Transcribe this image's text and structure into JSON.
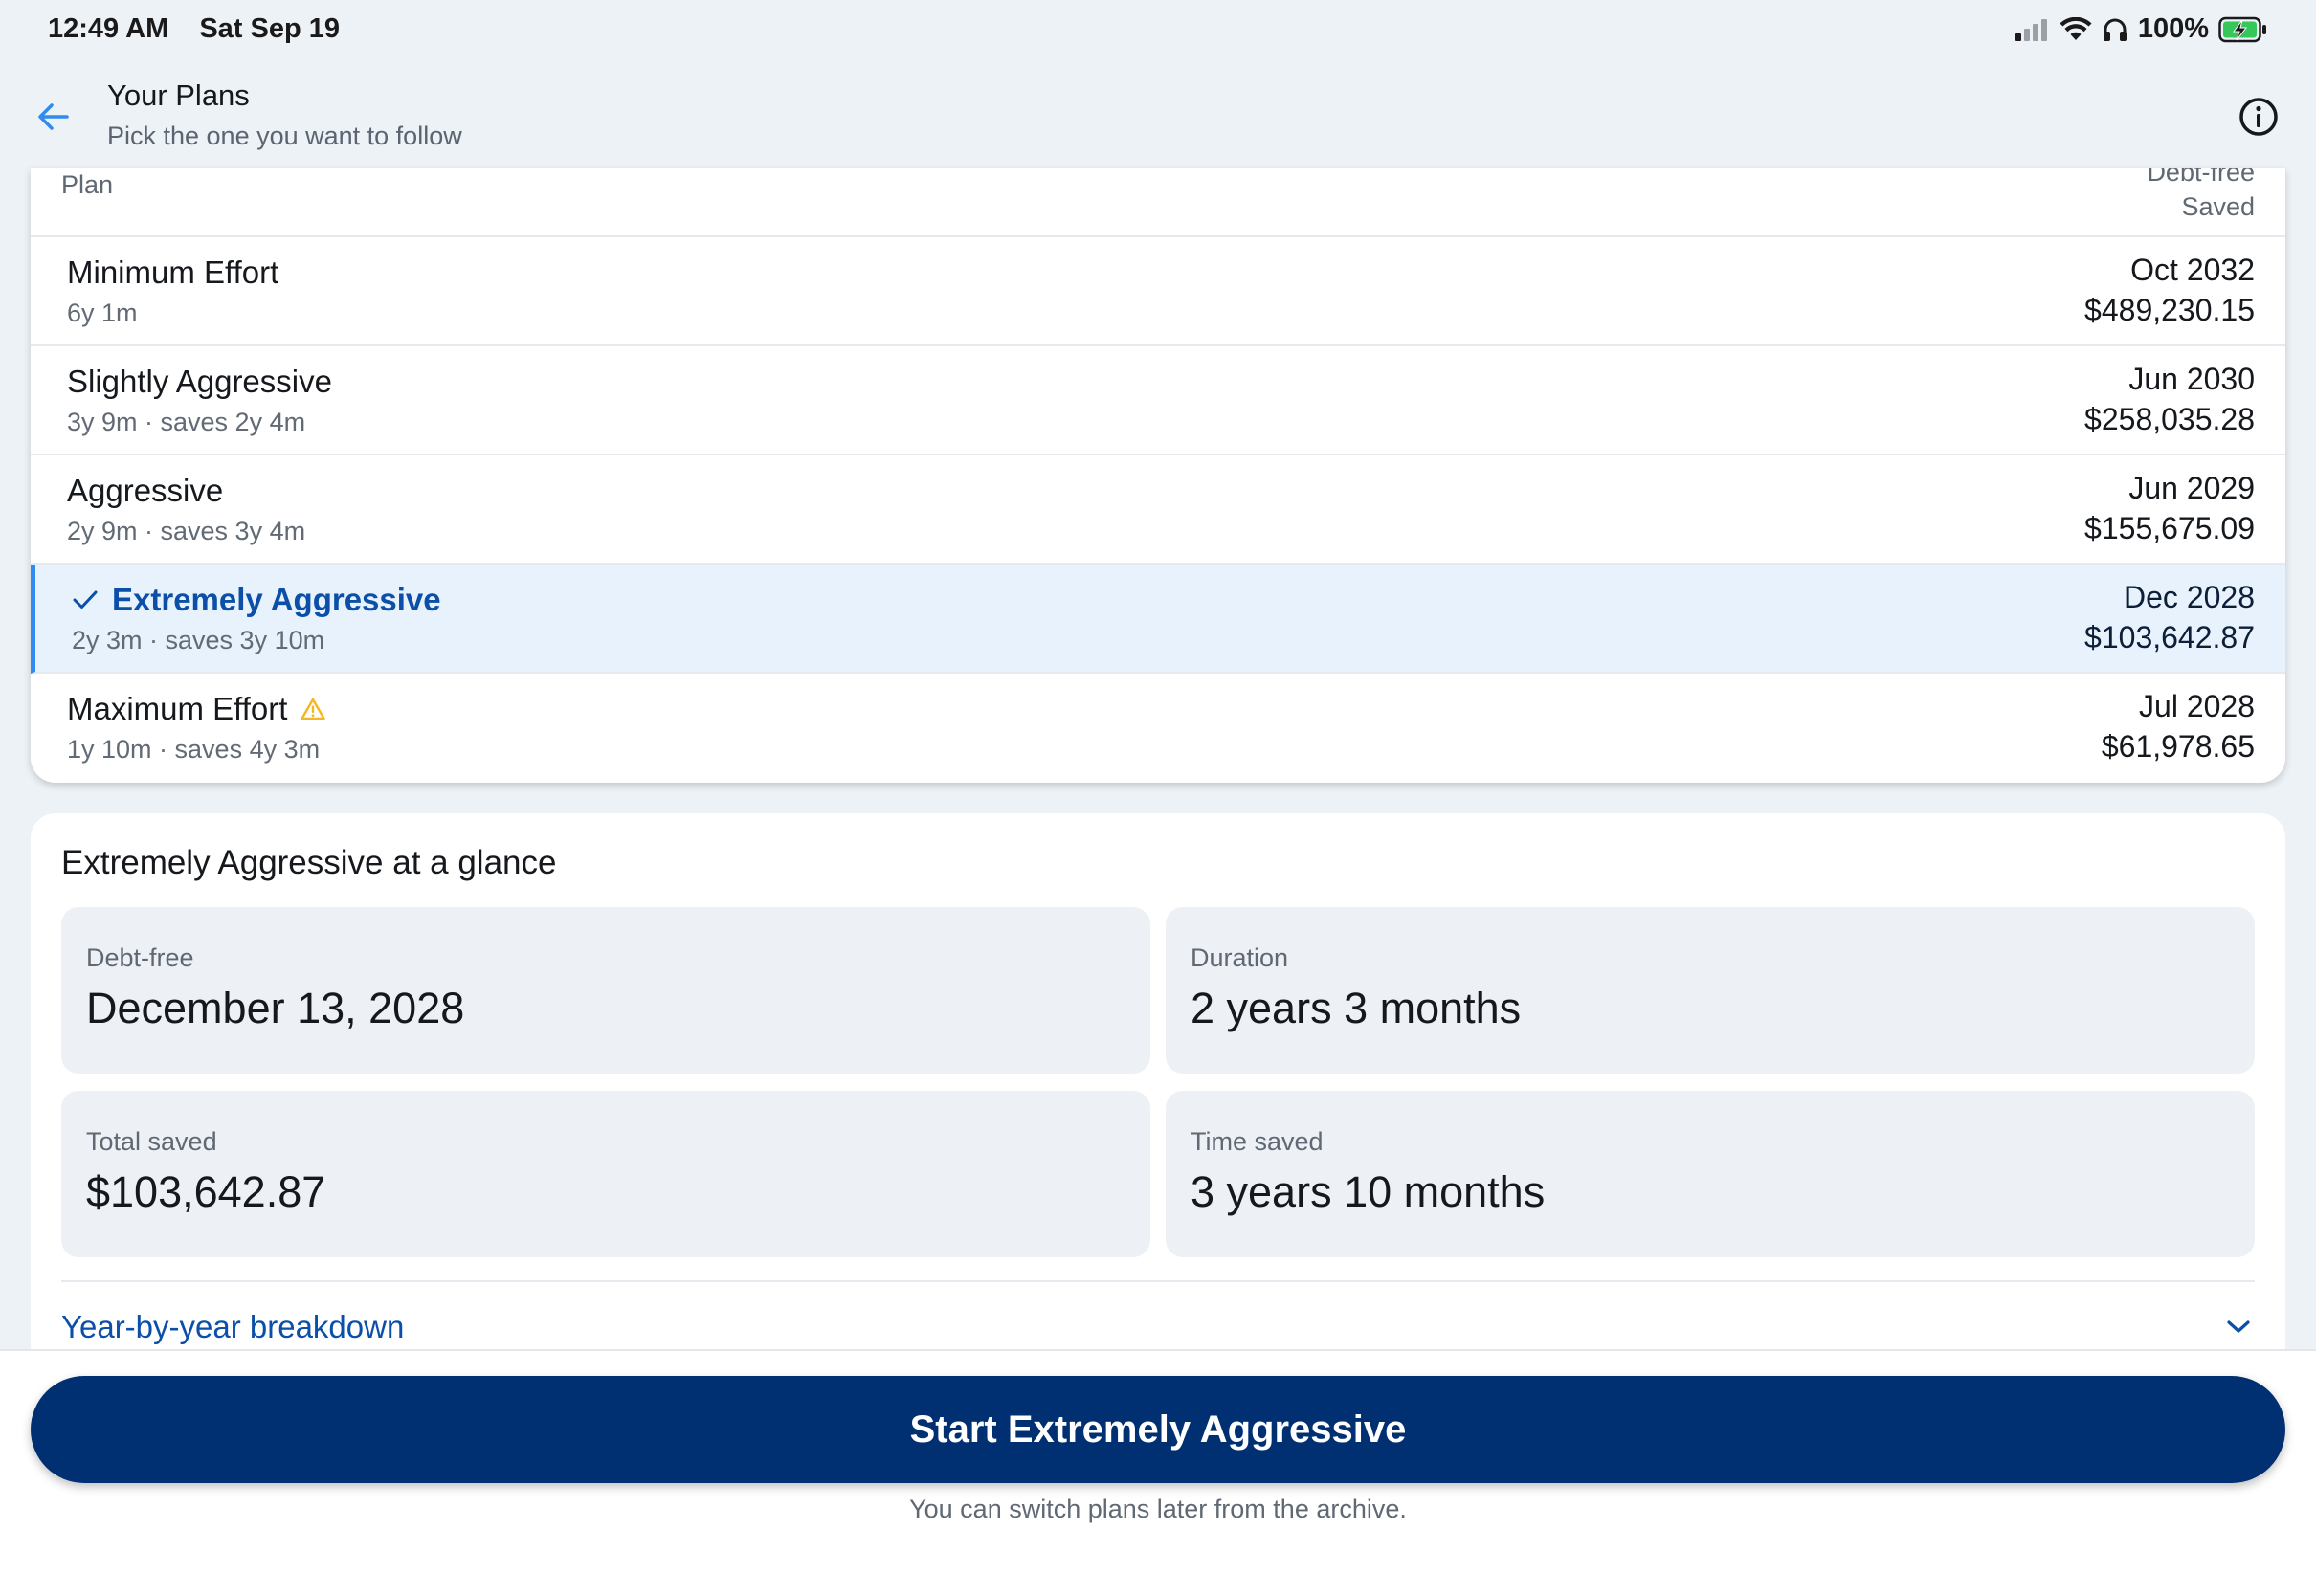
{
  "status_bar": {
    "time": "12:49 AM",
    "date": "Sat Sep 19",
    "battery": "100%",
    "icons": [
      "signal-icon",
      "wifi-icon",
      "headphones-icon",
      "battery-charging-icon"
    ]
  },
  "header": {
    "title": "Your Plans",
    "subtitle": "Pick the one you want to follow",
    "back_icon": "arrow-left-icon",
    "info_icon": "info-icon"
  },
  "plans_table": {
    "col_plan": "Plan",
    "col_right_top": "Debt-free",
    "col_right_bottom": "Saved",
    "rows": [
      {
        "name": "Minimum Effort",
        "sub": "6y 1m",
        "date": "Oct 2032",
        "amount": "$489,230.15",
        "selected": false,
        "warning": false
      },
      {
        "name": "Slightly Aggressive",
        "sub": "3y 9m · saves 2y 4m",
        "date": "Jun 2030",
        "amount": "$258,035.28",
        "selected": false,
        "warning": false
      },
      {
        "name": "Aggressive",
        "sub": "2y 9m · saves 3y 4m",
        "date": "Jun 2029",
        "amount": "$155,675.09",
        "selected": false,
        "warning": false
      },
      {
        "name": "Extremely Aggressive",
        "sub": "2y 3m · saves 3y 10m",
        "date": "Dec 2028",
        "amount": "$103,642.87",
        "selected": true,
        "warning": false
      },
      {
        "name": "Maximum Effort",
        "sub": "1y 10m · saves 4y 3m",
        "date": "Jul 2028",
        "amount": "$61,978.65",
        "selected": false,
        "warning": true
      }
    ]
  },
  "glance": {
    "title": "Extremely Aggressive at a glance",
    "debt_free": {
      "label": "Debt-free",
      "value": "December 13, 2028"
    },
    "duration": {
      "label": "Duration",
      "value": "2 years 3 months"
    },
    "total_saved": {
      "label": "Total saved",
      "value": "$103,642.87"
    },
    "time_saved": {
      "label": "Time saved",
      "value": "3 years 10 months"
    },
    "breakdown_label": "Year-by-year breakdown"
  },
  "footer": {
    "start_button": "Start Extremely Aggressive",
    "note": "You can switch plans later from the archive."
  },
  "colors": {
    "accent": "#0b4fa8",
    "primary_button": "#003072",
    "selected_row": "#e7f2fd",
    "selected_bar": "#2f8bef",
    "warning": "#f2b824",
    "background": "#edf2f7"
  }
}
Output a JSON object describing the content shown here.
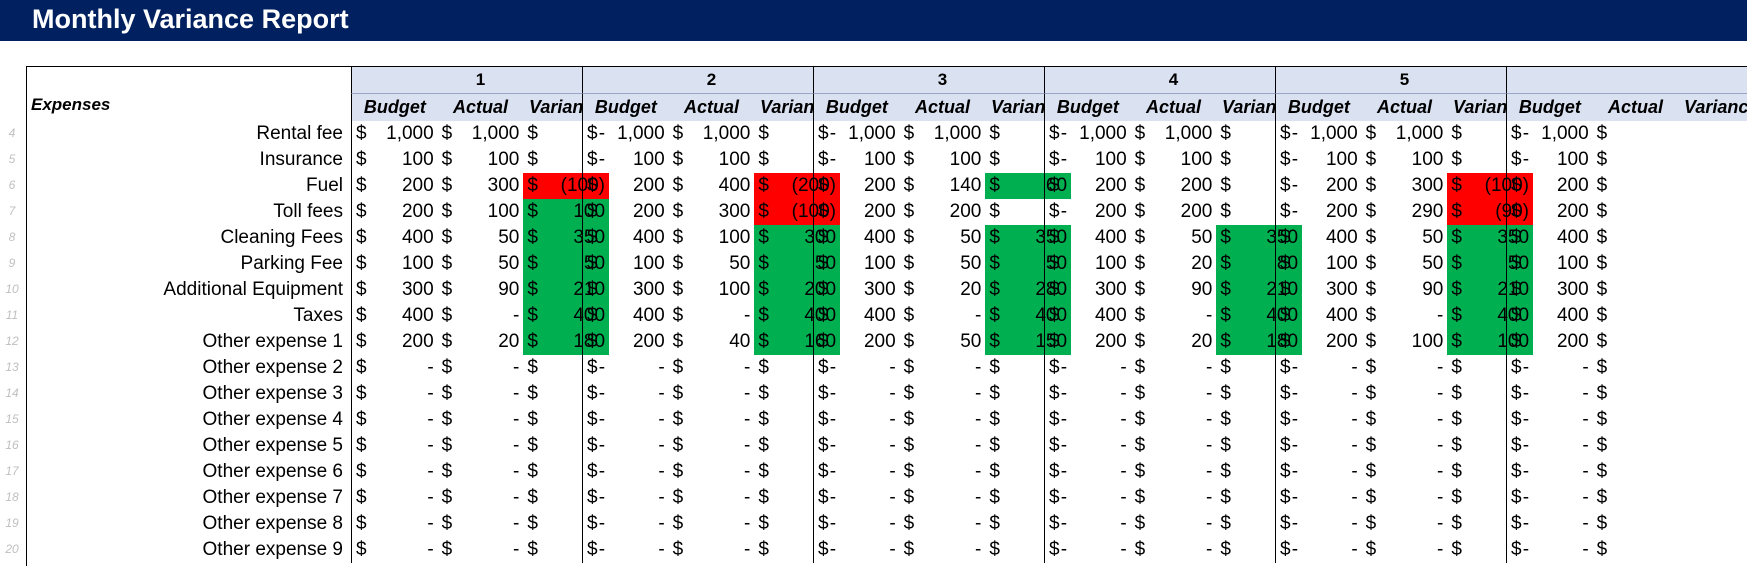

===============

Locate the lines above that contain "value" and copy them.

Result for this exercise:
      "value": "December 13, 2028"
      "value": "2 years 3 months"
      "value": "$103,642.87"
      "value": "3 years 10 months"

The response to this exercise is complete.